### Requirement
Within the material below, filter for lines that hold the word "structure".

=-=-=-=-=

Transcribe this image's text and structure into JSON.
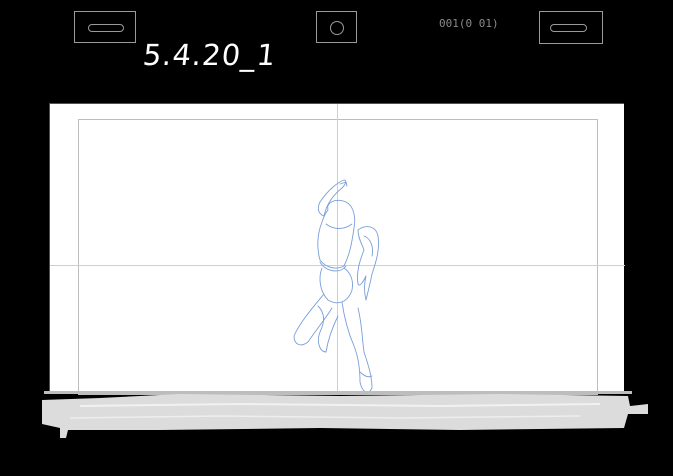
{
  "header": {
    "frame_counter": "001(0 01)",
    "scene_label": "5.4.20_1"
  },
  "peg_guides": [
    {
      "name": "left-peg-slot",
      "shape": "slot"
    },
    {
      "name": "center-peg-hole",
      "shape": "round"
    },
    {
      "name": "right-peg-slot",
      "shape": "slot"
    }
  ],
  "canvas": {
    "paper_color": "#ffffff",
    "background_color": "#000000",
    "guide_color": "#bdbdbd",
    "sketch_color": "#7a9fd9",
    "tape_color": "#dcdcdc"
  }
}
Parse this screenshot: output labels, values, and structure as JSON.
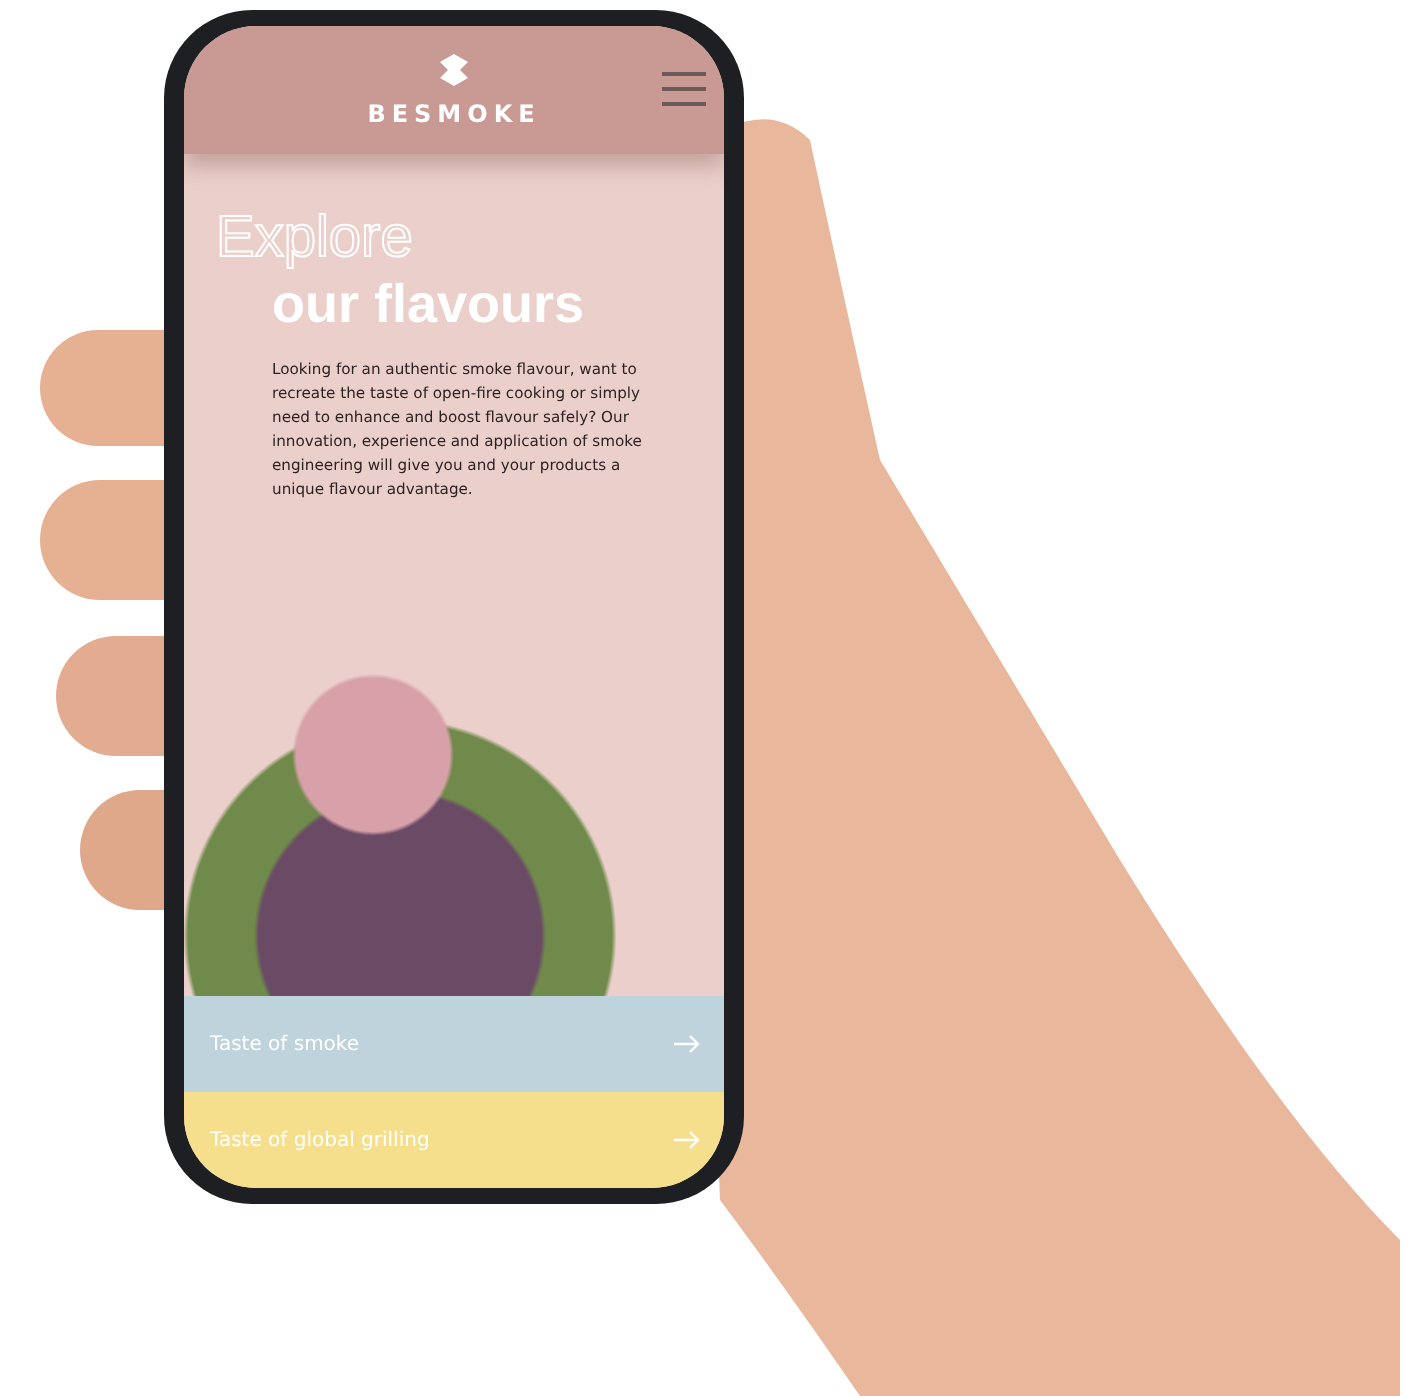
{
  "header": {
    "brand": "BESMOKE"
  },
  "hero": {
    "heading_outline": "Explore",
    "heading": "our flavours",
    "body": "Looking for an authentic smoke flavour, want to recreate the taste of open-fire cooking or simply need to enhance and boost flavour safely? Our innovation, experience and application of smoke engineering will give you and your products a unique flavour advantage."
  },
  "links": [
    {
      "label": "Taste of smoke",
      "color": "#bfd3dc"
    },
    {
      "label": "Taste of global grilling",
      "color": "#f6df8c"
    }
  ]
}
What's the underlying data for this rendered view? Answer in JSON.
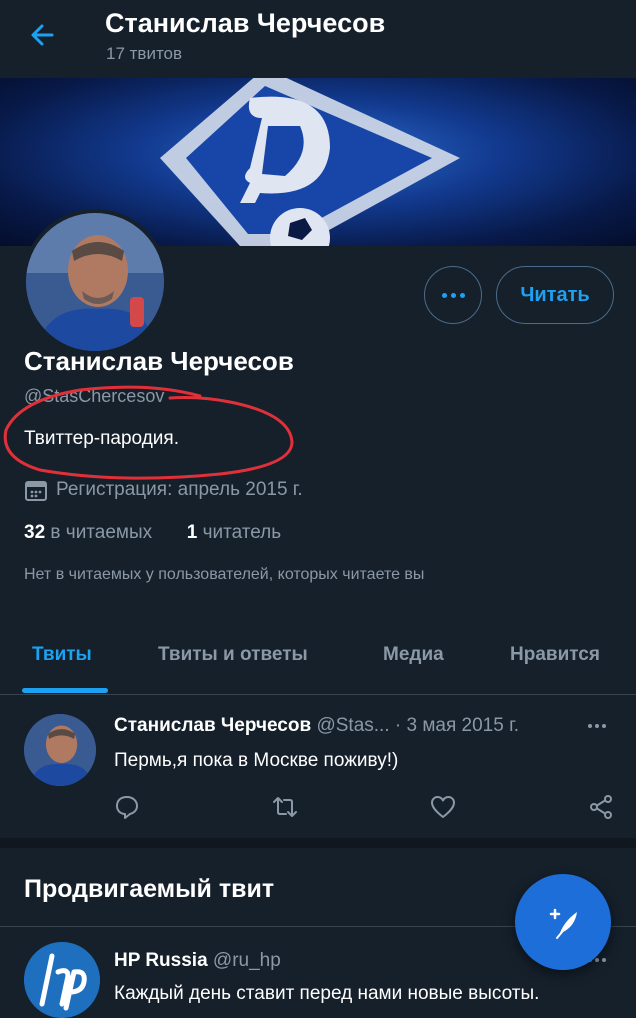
{
  "header": {
    "title": "Станислав Черчесов",
    "subtitle": "17 твитов",
    "back_icon": "arrow-left-icon"
  },
  "profile": {
    "name": "Станислав Черчесов",
    "handle": "@StasChercesov",
    "bio": "Твиттер-пародия.",
    "joined": "Регистрация: апрель 2015 г.",
    "following_count": "32",
    "following_label": "в читаемых",
    "followers_count": "1",
    "followers_label": "читатель",
    "followers_note": "Нет в читаемых у пользователей, которых читаете вы",
    "follow_button": "Читать"
  },
  "tabs": [
    {
      "label": "Твиты",
      "active": true
    },
    {
      "label": "Твиты и ответы",
      "active": false
    },
    {
      "label": "Медиа",
      "active": false
    },
    {
      "label": "Нравится",
      "active": false
    }
  ],
  "tweet": {
    "author": "Станислав Черчесов",
    "handle": "@Stas...",
    "date": "· 3 мая 2015 г.",
    "text": "Пермь,я пока в Москве поживу!)"
  },
  "promoted": {
    "title": "Продвигаемый твит",
    "author": "HP Russia",
    "handle": "@ru_hp",
    "text": "Каждый день ставит перед нами новые высоты."
  },
  "colors": {
    "background": "#15202b",
    "accent": "#1da1f2",
    "secondary_text": "#8b98a5",
    "annotation": "#e0303a"
  }
}
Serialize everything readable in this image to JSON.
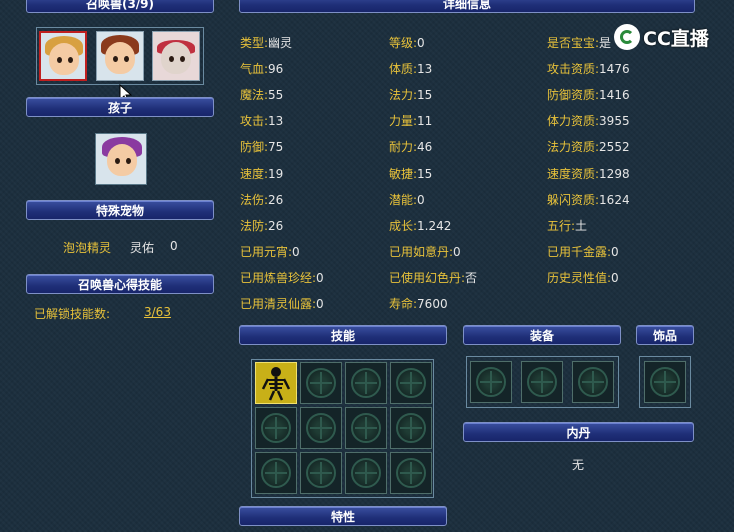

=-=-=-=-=

### Answer to the problem
Transcribe this image's text and structure into JSON.
Parse this screenshot: output labels, values, and structure as JSON.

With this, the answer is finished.